(Excerpts from a dataset)
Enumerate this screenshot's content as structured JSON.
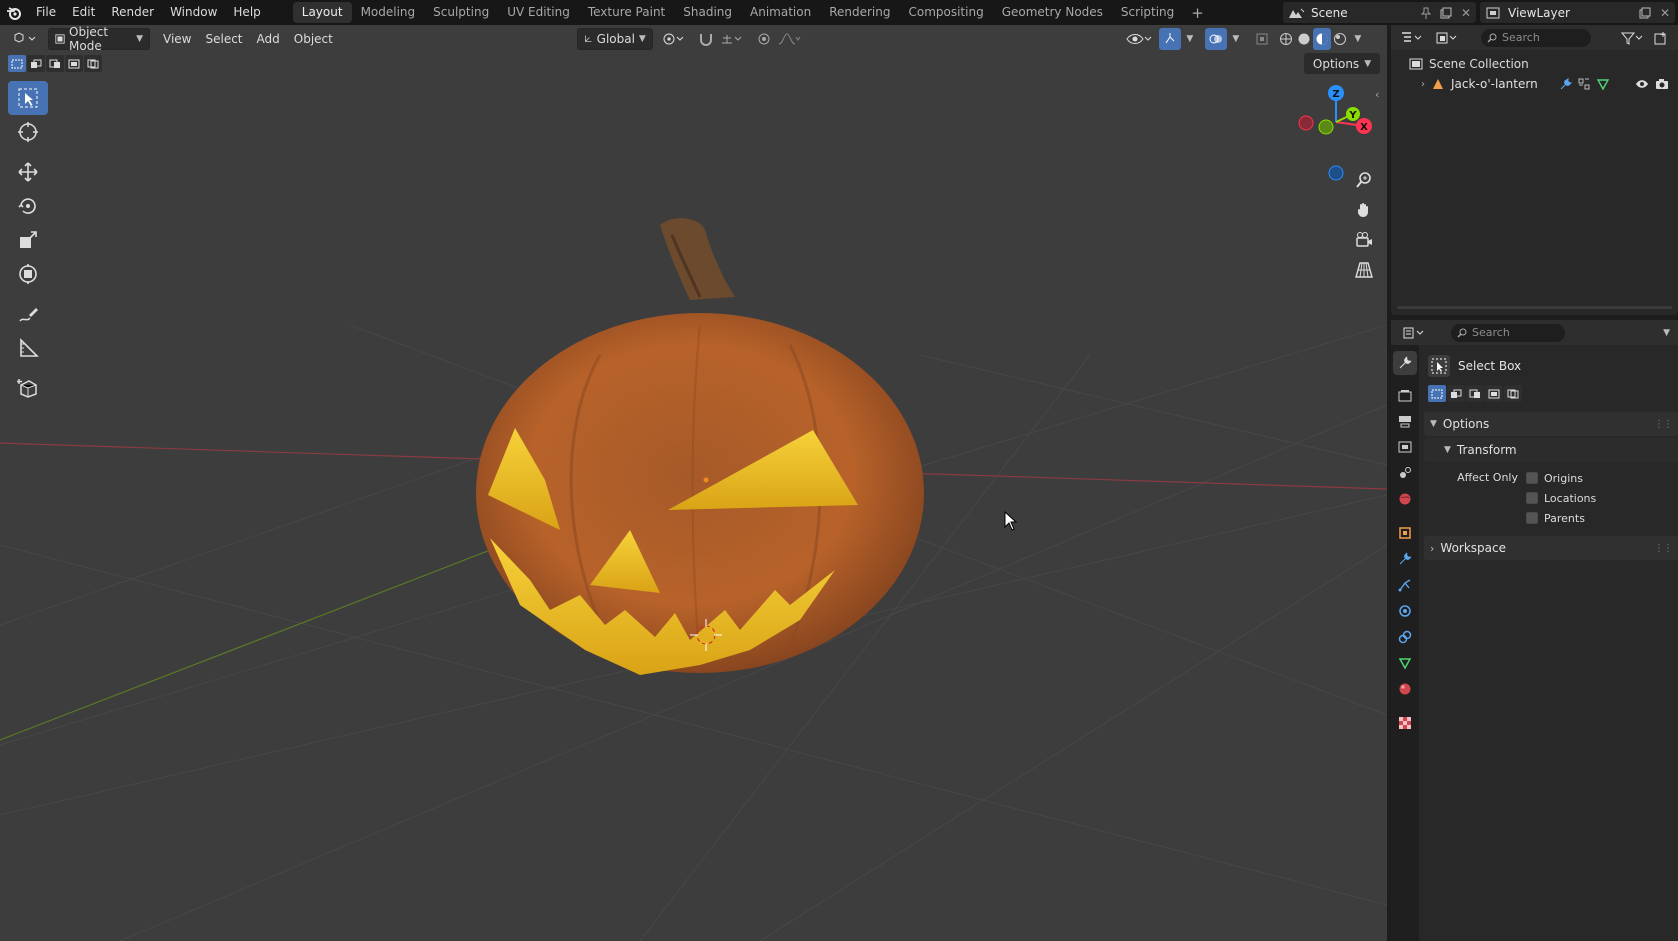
{
  "menus": [
    "File",
    "Edit",
    "Render",
    "Window",
    "Help"
  ],
  "workspace_tabs": [
    "Layout",
    "Modeling",
    "Sculpting",
    "UV Editing",
    "Texture Paint",
    "Shading",
    "Animation",
    "Rendering",
    "Compositing",
    "Geometry Nodes",
    "Scripting"
  ],
  "active_workspace": "Layout",
  "scene": {
    "name": "Scene"
  },
  "view_layer": {
    "name": "ViewLayer"
  },
  "viewport": {
    "mode": "Object Mode",
    "menus": [
      "View",
      "Select",
      "Add",
      "Object"
    ],
    "orientation": "Global",
    "options_label": "Options",
    "gizmo_axes": {
      "x": "X",
      "y": "Y",
      "z": "Z"
    }
  },
  "toolbar": {
    "tools": [
      "select-box",
      "cursor",
      "move",
      "rotate",
      "scale",
      "transform",
      "annotate",
      "measure",
      "add-cube"
    ],
    "active": "select-box"
  },
  "outliner": {
    "search_placeholder": "Search",
    "collection": "Scene Collection",
    "objects": [
      {
        "name": "Jack-o'-lantern"
      }
    ]
  },
  "properties": {
    "search_placeholder": "Search",
    "active_tool": "Select Box",
    "panels": {
      "options": "Options",
      "transform": "Transform",
      "affect_only_label": "Affect Only",
      "affect_only": [
        {
          "label": "Origins",
          "checked": false
        },
        {
          "label": "Locations",
          "checked": false
        },
        {
          "label": "Parents",
          "checked": false
        }
      ],
      "workspace": "Workspace"
    }
  },
  "colors": {
    "accent": "#4772b3",
    "x_axis": "#ff3352",
    "y_axis": "#8bdc00",
    "z_axis": "#2890ff",
    "pumpkin": "#b8622a",
    "glow": "#f3c51c"
  }
}
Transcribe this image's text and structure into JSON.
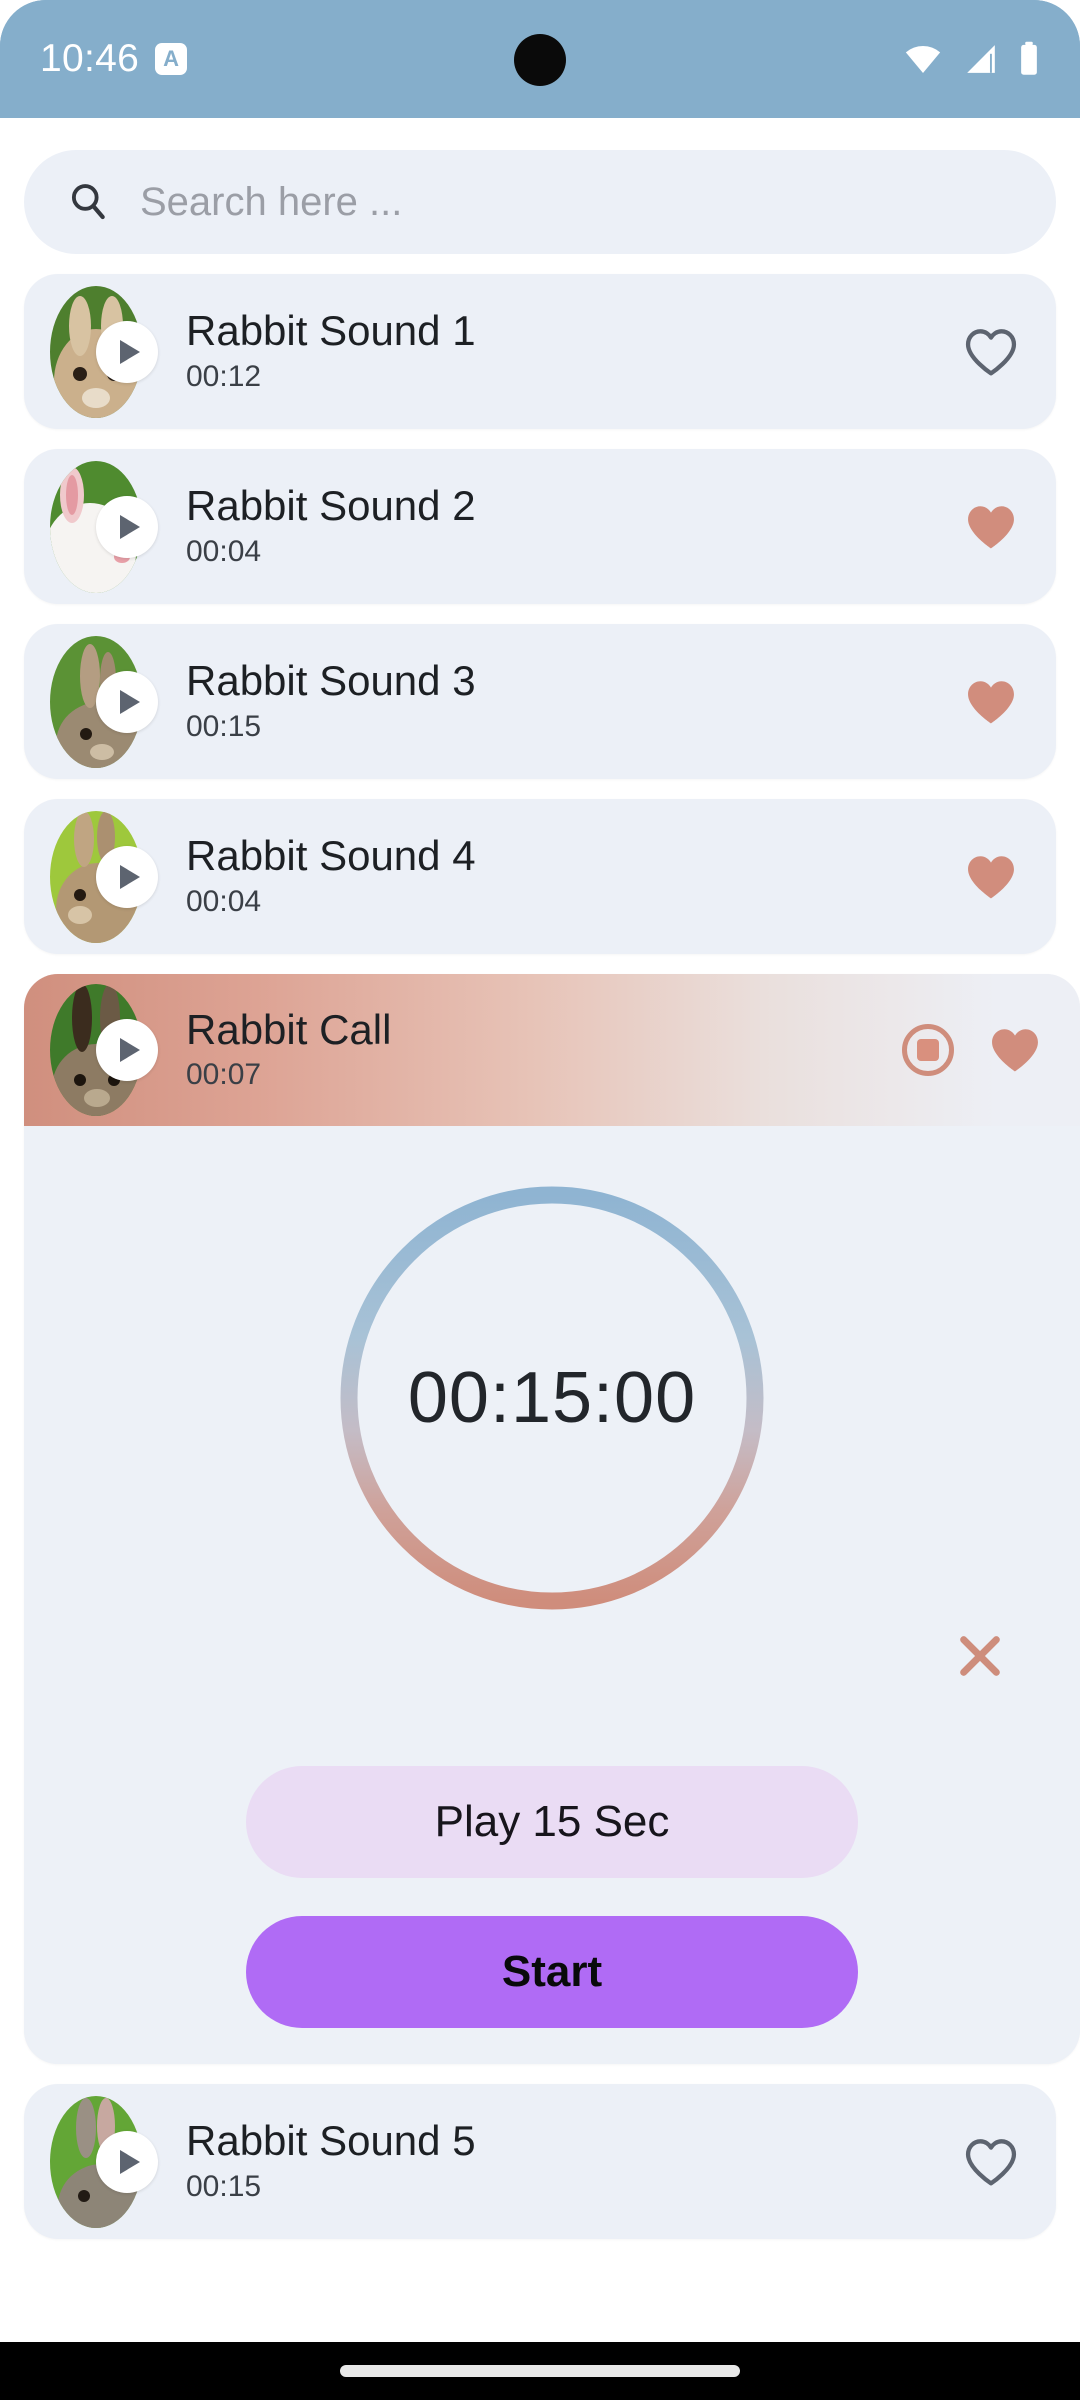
{
  "status_bar": {
    "time": "10:46",
    "app_badge_letter": "A",
    "icons": [
      "wifi-icon",
      "cellular-signal-icon",
      "battery-icon"
    ]
  },
  "search": {
    "placeholder": "Search here ...",
    "value": "",
    "icon": "search-icon"
  },
  "colors": {
    "status_bar_bg": "#85aecb",
    "card_bg": "#ecf0f7",
    "page_bg": "#ffffff",
    "heart_filled": "#d18d7d",
    "heart_outline": "#5d6470",
    "accent_salmon": "#d08f7e",
    "start_button": "#b06bf5",
    "play_button": "#eadcf4",
    "ring_top": "#8fb4d2",
    "ring_bottom": "#cf8d7c"
  },
  "sounds": [
    {
      "title": "Rabbit Sound 1",
      "duration": "00:12",
      "favorite": false,
      "play_icon": "play-icon",
      "heart_icon": "heart-outline-icon"
    },
    {
      "title": "Rabbit Sound 2",
      "duration": "00:04",
      "favorite": true,
      "play_icon": "play-icon",
      "heart_icon": "heart-filled-icon"
    },
    {
      "title": "Rabbit Sound 3",
      "duration": "00:15",
      "favorite": true,
      "play_icon": "play-icon",
      "heart_icon": "heart-filled-icon"
    },
    {
      "title": "Rabbit Sound 4",
      "duration": "00:04",
      "favorite": true,
      "play_icon": "play-icon",
      "heart_icon": "heart-filled-icon"
    }
  ],
  "expanded_item": {
    "title": "Rabbit Call",
    "duration": "00:07",
    "favorite": true,
    "play_icon": "play-icon",
    "stop_icon": "stop-icon",
    "heart_icon": "heart-filled-icon",
    "timer_value": "00:15:00",
    "close_icon": "close-x-icon",
    "play_button_label": "Play 15 Sec",
    "start_button_label": "Start"
  },
  "next_item": {
    "title": "Rabbit Sound 5",
    "duration": "00:15",
    "favorite": false,
    "play_icon": "play-icon",
    "heart_icon": "heart-outline-icon"
  },
  "nav": {
    "handle": "home-gesture-bar"
  }
}
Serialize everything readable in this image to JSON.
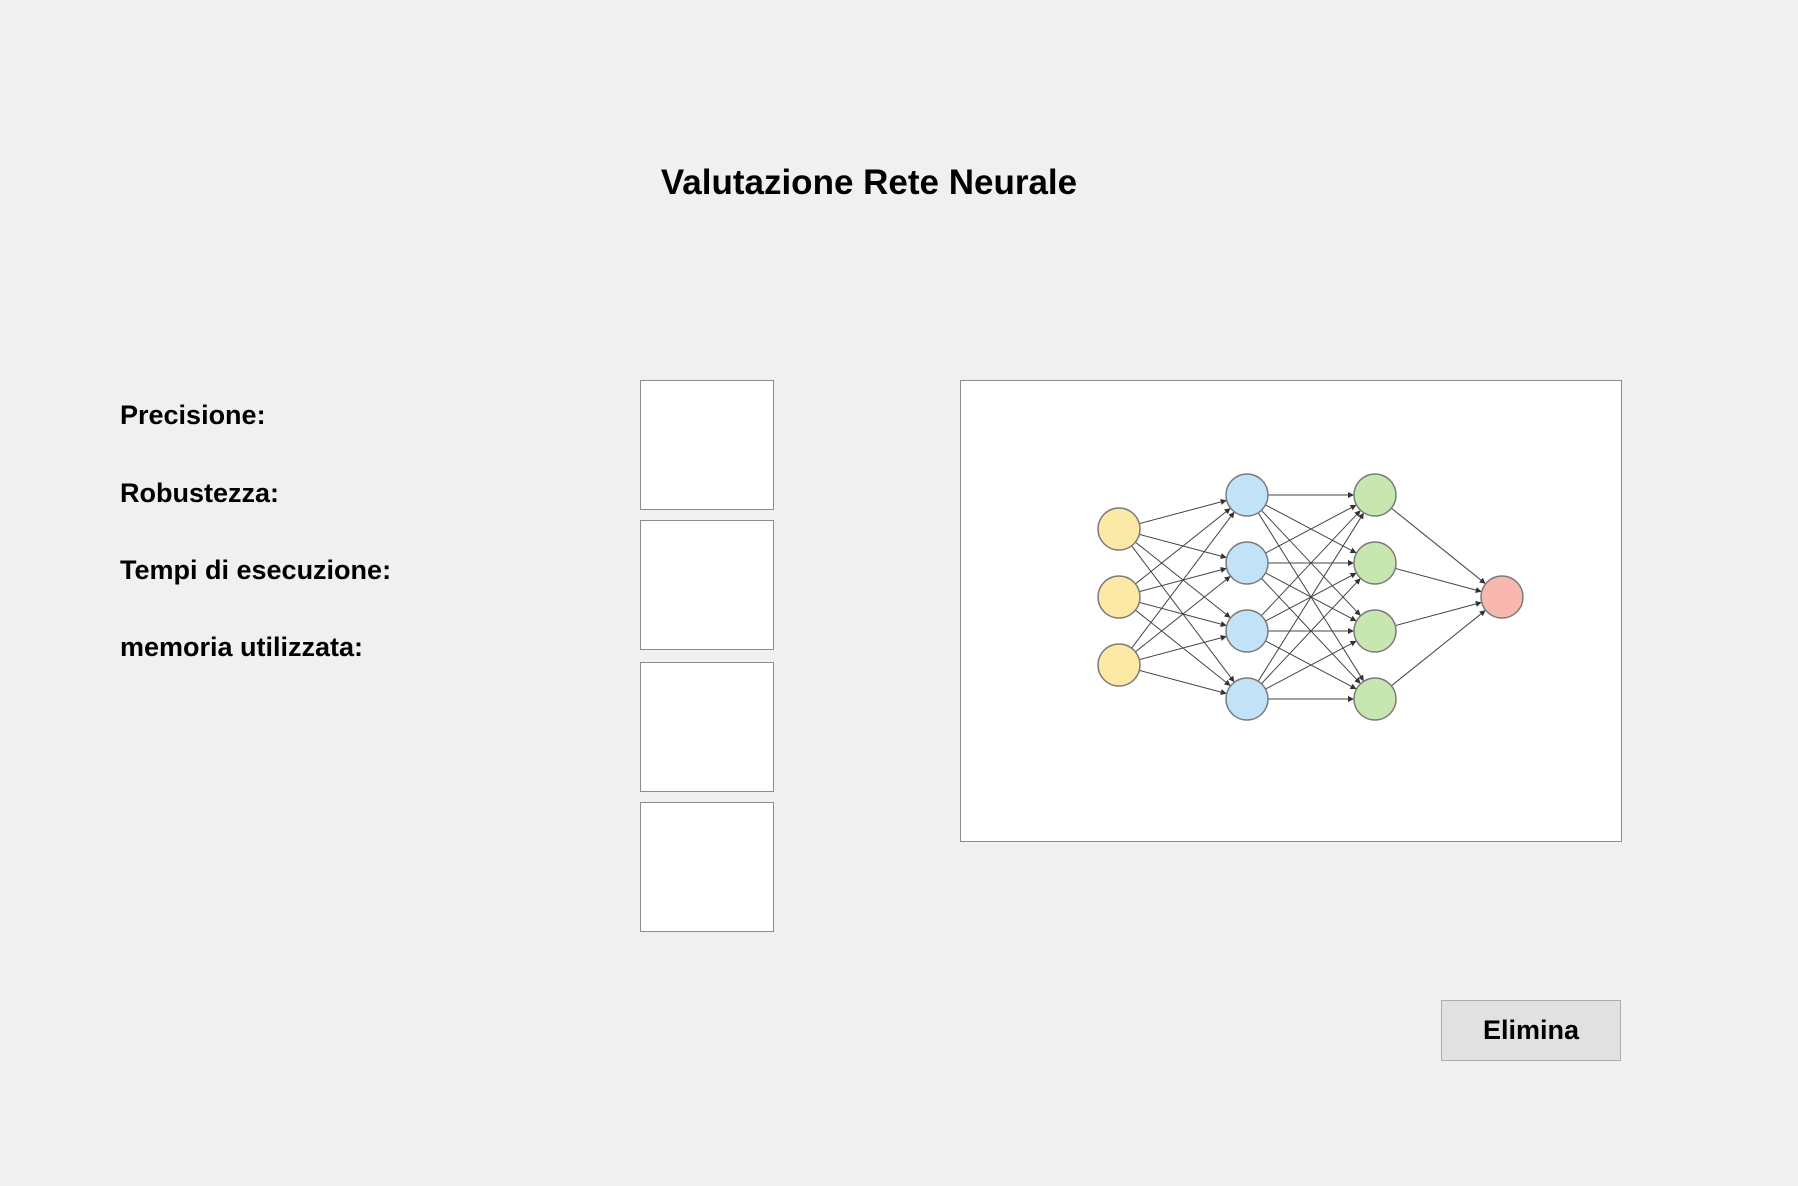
{
  "window": {
    "title": "Valutazione Rete Neurale"
  },
  "metrics": {
    "precision_label": "Precisione:",
    "robustness_label": "Robustezza:",
    "execution_time_label": "Tempi di esecuzione:",
    "memory_label": "memoria utilizzata:",
    "precision_value": "",
    "robustness_value": "",
    "execution_time_value": "",
    "memory_value": ""
  },
  "network_diagram": {
    "layers": [
      {
        "name": "input",
        "nodes": 3,
        "color": "#fde9a6"
      },
      {
        "name": "hidden-1",
        "nodes": 4,
        "color": "#c2e3f7"
      },
      {
        "name": "hidden-2",
        "nodes": 4,
        "color": "#c8e6b0"
      },
      {
        "name": "output",
        "nodes": 1,
        "color": "#f8b8b0"
      }
    ],
    "node_stroke": "#7a7a7a",
    "edge_color": "#444444"
  },
  "actions": {
    "delete_label": "Elimina"
  }
}
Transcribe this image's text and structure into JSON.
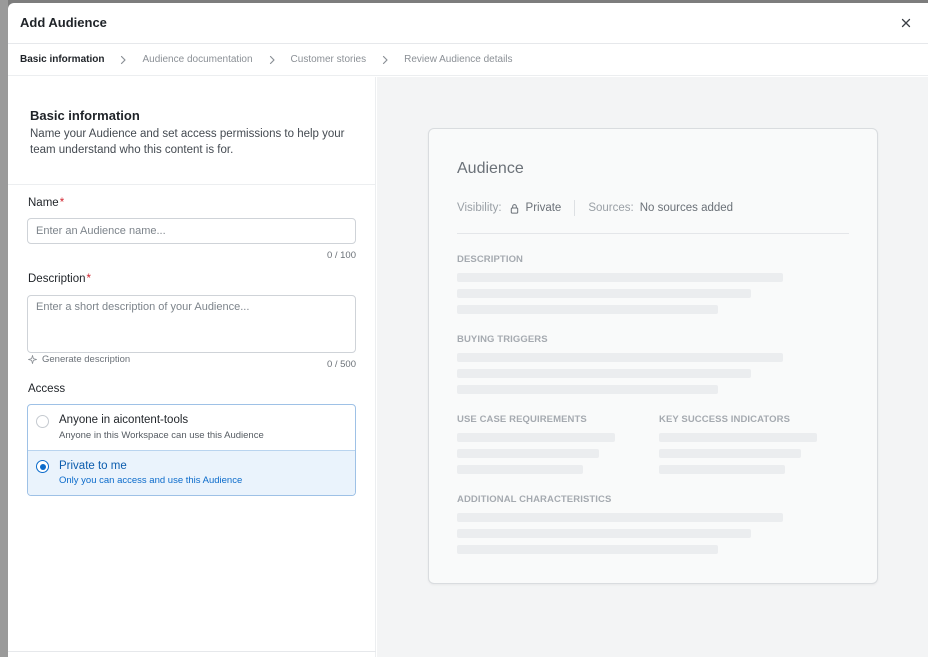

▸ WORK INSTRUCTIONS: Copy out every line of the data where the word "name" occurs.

▸ ANSWER SECTION:
    "name": "Scene"
    "name": "ViewLayer"
        "name": "Jack-o'-lantern"
        "name": "input",
        "name": "hidden-1",
        "name": "hidden-2",
        "name": "output",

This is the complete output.